### What you are asked to do
Copy every record below exactly.

### Source material
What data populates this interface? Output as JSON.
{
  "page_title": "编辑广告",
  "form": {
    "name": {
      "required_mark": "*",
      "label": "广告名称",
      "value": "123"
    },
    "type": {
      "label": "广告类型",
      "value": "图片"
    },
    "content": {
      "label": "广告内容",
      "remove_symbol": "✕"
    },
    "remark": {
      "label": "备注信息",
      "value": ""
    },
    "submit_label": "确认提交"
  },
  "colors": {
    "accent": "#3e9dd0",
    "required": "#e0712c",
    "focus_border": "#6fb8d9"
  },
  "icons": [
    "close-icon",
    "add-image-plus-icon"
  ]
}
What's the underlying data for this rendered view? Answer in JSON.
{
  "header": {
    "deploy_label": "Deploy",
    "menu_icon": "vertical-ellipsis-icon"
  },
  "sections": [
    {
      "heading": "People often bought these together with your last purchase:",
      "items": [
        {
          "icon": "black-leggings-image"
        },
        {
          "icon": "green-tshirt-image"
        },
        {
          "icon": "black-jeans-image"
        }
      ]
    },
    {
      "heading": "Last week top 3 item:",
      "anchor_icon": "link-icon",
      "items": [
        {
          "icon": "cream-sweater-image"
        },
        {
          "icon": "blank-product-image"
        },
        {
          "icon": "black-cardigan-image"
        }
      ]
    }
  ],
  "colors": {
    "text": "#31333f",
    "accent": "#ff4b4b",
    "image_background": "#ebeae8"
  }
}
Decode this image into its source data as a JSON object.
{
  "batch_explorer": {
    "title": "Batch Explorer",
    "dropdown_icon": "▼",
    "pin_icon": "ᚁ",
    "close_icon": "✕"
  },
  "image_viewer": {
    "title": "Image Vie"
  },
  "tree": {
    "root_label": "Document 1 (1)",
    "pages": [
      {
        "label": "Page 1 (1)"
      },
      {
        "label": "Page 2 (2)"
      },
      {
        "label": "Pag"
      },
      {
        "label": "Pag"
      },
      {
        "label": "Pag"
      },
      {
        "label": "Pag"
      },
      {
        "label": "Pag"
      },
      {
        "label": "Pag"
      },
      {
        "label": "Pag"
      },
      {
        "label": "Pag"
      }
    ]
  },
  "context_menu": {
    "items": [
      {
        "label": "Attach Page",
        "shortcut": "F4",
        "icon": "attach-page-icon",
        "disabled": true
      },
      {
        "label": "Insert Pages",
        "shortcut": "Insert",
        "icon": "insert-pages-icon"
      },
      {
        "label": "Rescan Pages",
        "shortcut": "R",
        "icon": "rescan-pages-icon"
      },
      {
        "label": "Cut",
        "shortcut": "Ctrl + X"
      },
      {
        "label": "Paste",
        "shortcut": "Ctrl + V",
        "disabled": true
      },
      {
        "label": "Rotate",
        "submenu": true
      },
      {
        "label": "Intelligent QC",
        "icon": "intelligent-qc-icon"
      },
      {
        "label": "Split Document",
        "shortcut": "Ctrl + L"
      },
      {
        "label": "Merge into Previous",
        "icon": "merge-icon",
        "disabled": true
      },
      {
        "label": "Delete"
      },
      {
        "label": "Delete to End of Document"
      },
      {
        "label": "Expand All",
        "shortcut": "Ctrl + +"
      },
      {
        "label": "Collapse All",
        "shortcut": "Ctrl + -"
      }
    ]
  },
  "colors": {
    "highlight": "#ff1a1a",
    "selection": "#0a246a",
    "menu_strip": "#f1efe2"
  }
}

### Reply
What data populates this interface? Output as JSON.
{
  "page_title": "编辑广告",
  "form": {
    "name": {
      "required_mark": "*",
      "label": "广告名称",
      "value": "123"
    },
    "type": {
      "label": "广告类型",
      "value": "图片"
    },
    "content": {
      "label": "广告内容",
      "remove_symbol": "✕"
    },
    "remark": {
      "label": "备注信息",
      "value": ""
    },
    "submit_label": "确认提交"
  },
  "colors": {
    "accent": "#3e9dd0",
    "required": "#e0712c",
    "focus_border": "#6fb8d9"
  },
  "icons": [
    "close-icon",
    "add-image-plus-icon"
  ]
}
What's the underlying data for this rendered view? Answer in JSON.
{
  "header": {
    "deploy_label": "Deploy",
    "menu_icon": "vertical-ellipsis-icon"
  },
  "sections": [
    {
      "heading": "People often bought these together with your last purchase:",
      "items": [
        {
          "icon": "black-leggings-image"
        },
        {
          "icon": "green-tshirt-image"
        },
        {
          "icon": "black-jeans-image"
        }
      ]
    },
    {
      "heading": "Last week top 3 item:",
      "anchor_icon": "link-icon",
      "items": [
        {
          "icon": "cream-sweater-image"
        },
        {
          "icon": "blank-product-image"
        },
        {
          "icon": "black-cardigan-image"
        }
      ]
    }
  ],
  "colors": {
    "text": "#31333f",
    "accent": "#ff4b4b",
    "image_background": "#ebeae8"
  }
}
Decode this image into its source data as a JSON object.
{
  "batch_explorer": {
    "title": "Batch Explorer",
    "dropdown_icon": "▼",
    "pin_icon": "ᚁ",
    "close_icon": "✕"
  },
  "image_viewer": {
    "title": "Image Vie"
  },
  "tree": {
    "root_label": "Document 1 (1)",
    "pages": [
      {
        "label": "Page 1 (1)"
      },
      {
        "label": "Page 2 (2)"
      },
      {
        "label": "Pag"
      },
      {
        "label": "Pag"
      },
      {
        "label": "Pag"
      },
      {
        "label": "Pag"
      },
      {
        "label": "Pag"
      },
      {
        "label": "Pag"
      },
      {
        "label": "Pag"
      },
      {
        "label": "Pag"
      }
    ]
  },
  "context_menu": {
    "items": [
      {
        "label": "Attach Page",
        "shortcut": "F4",
        "icon": "attach-page-icon",
        "disabled": true
      },
      {
        "label": "Insert Pages",
        "shortcut": "Insert",
        "icon": "insert-pages-icon"
      },
      {
        "label": "Rescan Pages",
        "shortcut": "R",
        "icon": "rescan-pages-icon"
      },
      {
        "label": "Cut",
        "shortcut": "Ctrl + X"
      },
      {
        "label": "Paste",
        "shortcut": "Ctrl + V",
        "disabled": true
      },
      {
        "label": "Rotate",
        "submenu": true
      },
      {
        "label": "Intelligent QC",
        "icon": "intelligent-qc-icon"
      },
      {
        "label": "Split Document",
        "shortcut": "Ctrl + L"
      },
      {
        "label": "Merge into Previous",
        "icon": "merge-icon",
        "disabled": true
      },
      {
        "label": "Delete"
      },
      {
        "label": "Delete to End of Document"
      },
      {
        "label": "Expand All",
        "shortcut": "Ctrl + +"
      },
      {
        "label": "Collapse All",
        "shortcut": "Ctrl + -"
      }
    ]
  },
  "colors": {
    "highlight": "#ff1a1a",
    "selection": "#0a246a",
    "menu_strip": "#f1efe2"
  }
}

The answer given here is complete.